Our Norwegian correspondent The Observer was prompted by last night’s post about the Dearborn T-Shirt Project to translate an article about what reading material Norwegians would be ashamed to be caught with. He notes:
If we are to believe the information presented in this article, approximately 82% of Norwegians would voluntarily put on a t-shirt displaying a verse from the Bible and wear it in public. I wouldn’t know the corresponding number for a hate-filled verse from the Quran, but my guess is that that figure would be a lot more modest.
Although I’m not a religious person, I find it strange that so many people consider it embarrassing to be caught leafing through a Bible. I have read both books and it wouldn’t bother me one iota to be seen reading any of them on a bus, train or in any other public area for that matter.

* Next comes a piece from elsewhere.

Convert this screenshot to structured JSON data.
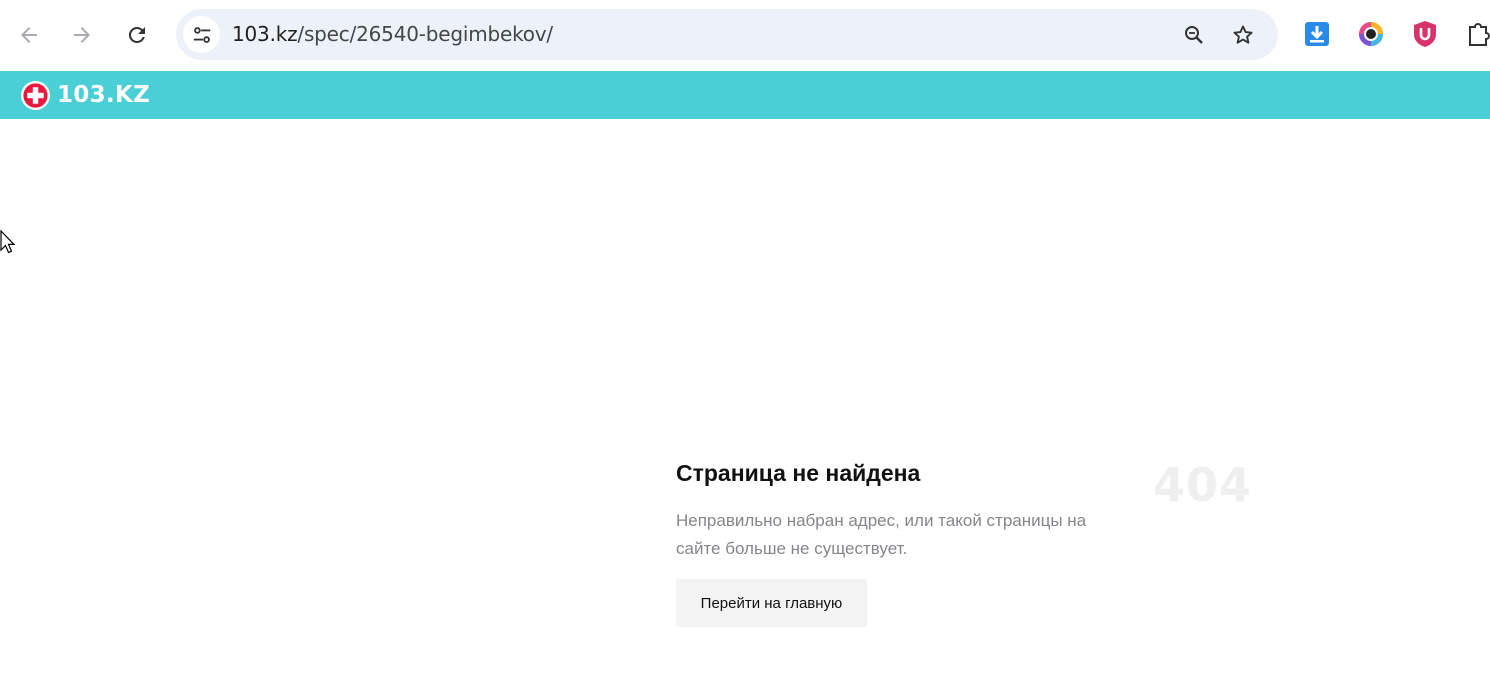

However, I would probably consider throwing myself in front of a moving train if I were ever forced to read the entire series of ‘Fifty Shades of Grey’.
The translated article from Dagbladet:

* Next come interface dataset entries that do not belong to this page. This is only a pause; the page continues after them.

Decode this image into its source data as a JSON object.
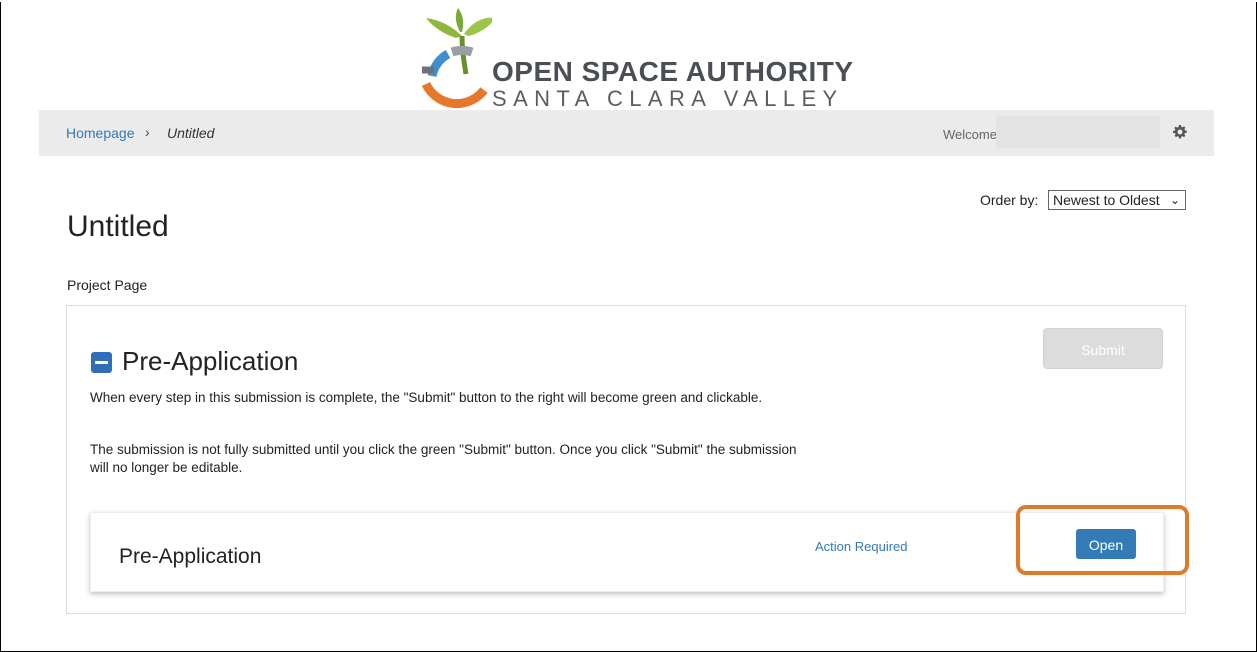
{
  "logo": {
    "line1": "OPEN SPACE AUTHORITY",
    "line2": "SANTA CLARA VALLEY",
    "colors": {
      "leaf": "#8cb83c",
      "stem": "#6b8f2a",
      "orange": "#e5782a",
      "blue": "#3f8fce",
      "gray": "#9a9da1"
    }
  },
  "navbar": {
    "breadcrumb_home": "Homepage",
    "breadcrumb_separator": "›",
    "breadcrumb_current": "Untitled",
    "welcome_label": "Welcome",
    "settings_icon": "gear-icon"
  },
  "order": {
    "label": "Order by:",
    "selected": "Newest to Oldest"
  },
  "page": {
    "title": "Untitled",
    "subtitle": "Project Page"
  },
  "section": {
    "collapse_icon": "minus-square-icon",
    "title": "Pre-Application",
    "paragraph1": "When every step in this submission is complete, the \"Submit\" button to the right will become green and clickable.",
    "paragraph2": "The submission is not fully submitted until you click the green \"Submit\" button. Once you click \"Submit\" the submission will no longer be editable.",
    "submit_label": "Submit",
    "item": {
      "title": "Pre-Application",
      "status": "Action Required",
      "open_label": "Open"
    }
  },
  "colors": {
    "accent": "#337ab7",
    "highlight": "#df7a2a",
    "disabled": "#dcdcdc"
  }
}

There is only one type of prose that Norwegians find more embarrassing to be seen with in public than the Bible
And no, it’s not erotic-housewife literature.
The Bible was one of the bestselling books in Norway last year, but few want to be seen reading the book in public, writes Vårt Land [Our Country — Christian Newspaper].
According to a survey by Norstat carried out on behalf of the NRK-produced entertainment program, “Brille” [“Reading glasses”], 18 percent of the respondents stated that they would prefer not be seen reading a Bible in a public area.
Only the gossip magazine ‘Se og Hør’ [“Look and Listen”] is more embarrassing. 20 percent replied that they did not want to be caught with that particular magazine in public.
Many of the respondents admitted that it would be less embarrassing for them to be discovered reading the erotic-housewife novels “Fifty Shades of Grey”. Only 8 percent of the respondents answered that they would prefer not be caught immersed in the erotic world.
The author Hanne Ørstavik, who was involved with the translation of the new Bible, is surprised. She thought that Norwegians were more sophisticated when it comes to matters related to religion.
“Today society is more pluralistic, and thus has more voices. We are also much more exposed to the great religions of the world these days.” She is baffled as to why some consider it embarrassing to read the Bible.
“I guess it’s about how people want to be perceived. It is considered normal to promote oneself with smart phones and on Facebook, but apparently it’s a big no-no to be caught reading a Bible,” she says.
Personally she doesn’t have any problems being observed with a Bible in her hands.
“It wouldn’t even bother me being caught reading a porno magazine,” she says.
Anne Kristin Aasmundtveit from the Norwegian Bible Society believes that the survey reveals that there are many shy people in Norway.